- University of Southern California (Los Angeles) Thornton Wind Ensemble (H. Robert Reynolds, conductor; Melissa Treinkman, mezzo) - 5 October 2018
- University of California, Los Angeles, (UCLA) Wind Ensemble (Travis J. Cross, conductor) – 25 April 2018
- University of Miami (Coral Gables) Frost Wind Ensemble (Robert Carnochan, conductor; Robynne Redmon, vocal) – 22 March 2018
- Nazareth College (Rochester, N.Y.) Wind Symphony (Jared Chase, conductor; Kate Hannigan, mezzo-soprano) – 8 March 2018 (CBDNA 2018 Eastern Conference, New Haven, Conn.)
- University of Missouri, Kansas City, Wind Symphony (Steven D. Davis, conductor) – 27 February 2018
- University of Wisconsin - Eau Claire Wind Symphony (John R. Stewart, conductor; Kathryn Beu, mezzo soprano) - 27 April 2017
- Orchestre à Vent de McGill (Montreal, Quebec) Wind Symphony (Alain Cazes, conductor; Elyse Charlebois, soprano) – 31 March 2016
- Ball State University (Muncie, Ind.) Wind Ensemble (Thomas E. Caneva, conductor; Jon Truitt, baritone) – 30 October 2015
- The Ohio State University (Columbus) Wind Symphony (Russell Mikkelson, conductor; Katherine Rohrer, soprano)) - 26 March 2015 (2015 CBDNA National Conference, Nashville)
- Colorado Wind Ensemble (Denver) (Alan Mills, conductor) - 14 February 2015
- United States Air Force Band Chamber Ensembles( Peter J. Folliard, conductor; Benjamin Park, baritone) – 19 December 2012 (2012 Midwest Clinic)
- New England Conservatory Wind Ensemble (Charles Peltz, conductor) - 13 October 2011
- Oklahoma State University (Stillwater) Wind Ensemble (Joseph Missal, conductor; Joseph Wiggett, baritone) – 23 February 2001 (CBDNA 2001 National Conference, Denton, Tx.)
Works for Winds by This Composer
- Adagietto (arr. Hautvast) (1902/2002)
- Adagietto from "Symphony No 5" (arr. Shishikura) (1902/2015)
- Blumine (tr. Dohmen) (1884/2020)
- Chorale, March and Coda from "Symphony No 2" (1894/)
- Der Tamboursg’sell (1901)
- Finale from Symphony No. 1 (arr.

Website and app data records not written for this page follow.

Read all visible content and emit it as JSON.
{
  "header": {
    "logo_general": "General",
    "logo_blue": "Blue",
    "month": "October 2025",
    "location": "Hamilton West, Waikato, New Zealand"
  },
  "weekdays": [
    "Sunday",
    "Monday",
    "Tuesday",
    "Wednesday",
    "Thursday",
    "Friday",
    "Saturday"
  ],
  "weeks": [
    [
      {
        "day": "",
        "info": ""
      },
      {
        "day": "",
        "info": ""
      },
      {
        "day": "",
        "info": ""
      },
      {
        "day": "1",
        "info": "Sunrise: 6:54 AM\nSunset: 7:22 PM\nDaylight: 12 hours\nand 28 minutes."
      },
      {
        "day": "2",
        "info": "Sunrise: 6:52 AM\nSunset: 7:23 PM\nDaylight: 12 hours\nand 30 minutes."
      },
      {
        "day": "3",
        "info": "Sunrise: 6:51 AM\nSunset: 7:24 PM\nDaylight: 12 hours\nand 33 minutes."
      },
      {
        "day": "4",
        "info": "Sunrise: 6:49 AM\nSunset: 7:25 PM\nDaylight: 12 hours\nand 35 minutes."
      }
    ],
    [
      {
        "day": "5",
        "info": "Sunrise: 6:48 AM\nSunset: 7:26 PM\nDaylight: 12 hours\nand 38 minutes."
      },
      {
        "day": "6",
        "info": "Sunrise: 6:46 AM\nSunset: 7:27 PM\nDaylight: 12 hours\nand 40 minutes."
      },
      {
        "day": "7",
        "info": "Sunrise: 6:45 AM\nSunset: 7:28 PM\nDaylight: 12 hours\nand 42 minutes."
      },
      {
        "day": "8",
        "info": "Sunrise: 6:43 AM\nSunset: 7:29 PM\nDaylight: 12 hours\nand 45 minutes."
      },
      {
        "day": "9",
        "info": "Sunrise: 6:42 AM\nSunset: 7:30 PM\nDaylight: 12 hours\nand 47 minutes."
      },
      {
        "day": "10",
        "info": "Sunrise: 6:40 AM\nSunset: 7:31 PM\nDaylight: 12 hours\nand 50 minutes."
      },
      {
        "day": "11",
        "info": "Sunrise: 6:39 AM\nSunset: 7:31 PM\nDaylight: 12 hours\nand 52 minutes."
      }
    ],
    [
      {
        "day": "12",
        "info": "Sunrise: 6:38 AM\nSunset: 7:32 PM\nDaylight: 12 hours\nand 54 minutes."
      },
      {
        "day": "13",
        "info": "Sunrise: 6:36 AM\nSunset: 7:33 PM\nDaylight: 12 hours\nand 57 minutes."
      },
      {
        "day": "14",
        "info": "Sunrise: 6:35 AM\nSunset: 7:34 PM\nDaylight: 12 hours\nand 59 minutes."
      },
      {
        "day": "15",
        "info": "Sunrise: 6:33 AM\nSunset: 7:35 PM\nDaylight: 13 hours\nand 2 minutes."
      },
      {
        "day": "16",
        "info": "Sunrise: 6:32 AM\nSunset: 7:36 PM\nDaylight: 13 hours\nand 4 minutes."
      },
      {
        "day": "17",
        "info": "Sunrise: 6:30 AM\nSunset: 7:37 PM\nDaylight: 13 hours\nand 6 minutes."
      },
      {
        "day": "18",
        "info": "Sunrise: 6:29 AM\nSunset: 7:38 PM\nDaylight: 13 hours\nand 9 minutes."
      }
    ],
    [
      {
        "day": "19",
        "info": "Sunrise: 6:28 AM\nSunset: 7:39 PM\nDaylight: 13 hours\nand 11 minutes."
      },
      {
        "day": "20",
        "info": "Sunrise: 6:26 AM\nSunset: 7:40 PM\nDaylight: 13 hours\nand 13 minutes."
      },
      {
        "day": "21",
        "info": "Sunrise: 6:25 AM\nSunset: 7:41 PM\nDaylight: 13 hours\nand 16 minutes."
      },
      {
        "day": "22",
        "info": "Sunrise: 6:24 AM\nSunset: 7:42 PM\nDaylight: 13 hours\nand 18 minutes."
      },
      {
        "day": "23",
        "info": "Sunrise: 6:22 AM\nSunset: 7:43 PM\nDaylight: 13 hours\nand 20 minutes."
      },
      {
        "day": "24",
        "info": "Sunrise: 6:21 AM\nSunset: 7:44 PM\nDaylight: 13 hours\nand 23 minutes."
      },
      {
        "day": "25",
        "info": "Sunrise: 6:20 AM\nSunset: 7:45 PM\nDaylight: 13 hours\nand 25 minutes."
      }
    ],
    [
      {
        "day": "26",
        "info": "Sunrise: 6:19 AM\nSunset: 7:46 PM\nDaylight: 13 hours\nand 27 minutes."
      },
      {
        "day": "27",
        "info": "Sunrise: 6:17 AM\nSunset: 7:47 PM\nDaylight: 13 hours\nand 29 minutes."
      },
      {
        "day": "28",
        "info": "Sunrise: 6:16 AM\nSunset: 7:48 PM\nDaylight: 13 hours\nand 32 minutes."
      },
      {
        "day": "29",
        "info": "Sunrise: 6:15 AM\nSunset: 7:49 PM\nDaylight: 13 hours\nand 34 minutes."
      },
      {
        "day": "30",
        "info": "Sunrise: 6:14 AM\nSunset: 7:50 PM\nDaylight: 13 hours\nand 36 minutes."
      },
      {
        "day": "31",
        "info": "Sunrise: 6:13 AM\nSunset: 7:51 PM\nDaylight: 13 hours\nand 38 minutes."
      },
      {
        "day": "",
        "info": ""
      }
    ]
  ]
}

Mertens) (1888/1996)
- Finale from Symphony No. 1 in D "Titan" (arr. Schneider) (1888/2015)
- Finale from the 3rd Symphony (arr. Mertens) (1894-1896/1985)
- Finale to "Symphony No 3" (arr. Saucedo) (1894-1896/2002)
- Lieder eines fahrenden Gesellen (arr. Bowlin) (1884/1892/1896/)
- Rückert-Lieder (tr. Andrew J. Putnam) (1901-1902/)
- Movement Four from "Symphony No 4" (arr. Hiller) (1901/2013?)
- Musings on Mahler (arr. Bough) (2018)
- Resurrection Chorale (tr. Austin) (1894/2021)
- Rondo Burleske (arr. Gorb) (1909-1910/2011)
- Sinfonie Nr 7 Rondo Finale (arr. Ishizuya) (1904-1905/2007)
- Symphony No. 1 Finale. See: Finale from Symphony No. 1 in D "Titan"
- Symphony No. 3 (arr. Shaefer, Patterson, Reynolds) (1894-1896/1906/)
- Symphony No 3 Finale (Excerpts) (arr. Reynolds) (1894-96/1971)
- Three Angels Were Singing a Sweet Song (arr. Roach) (1896/2008)
- Um Mitternacht (1901)
- Urlicht (arr. Vertommen) (1894/2008)
- Urlicht (arr. Hanna) (1894/2002)
- Nicholson, Chad. (2009). Great Music for Wind Band: A Guide to the Top 100 Works in Grades IV, V, VI. Galesville, MD: Meredith Music Publications. Pp 65-66.
- Mahler, G. (1984). Sämtliche Werke: kritische Gesamtausgabe. Band 14, Teilband 4. Lieder nach Texten von Friedrich Rückert für eine Singstimme mit Orchester [score]. C.F.Kahnt.
- Mahler, G. (2015). Lieder nach Texten von Friedrich Rückert: für Singstimme und Orchester (1901-1905) [Score]. Universal-Edition: Wien.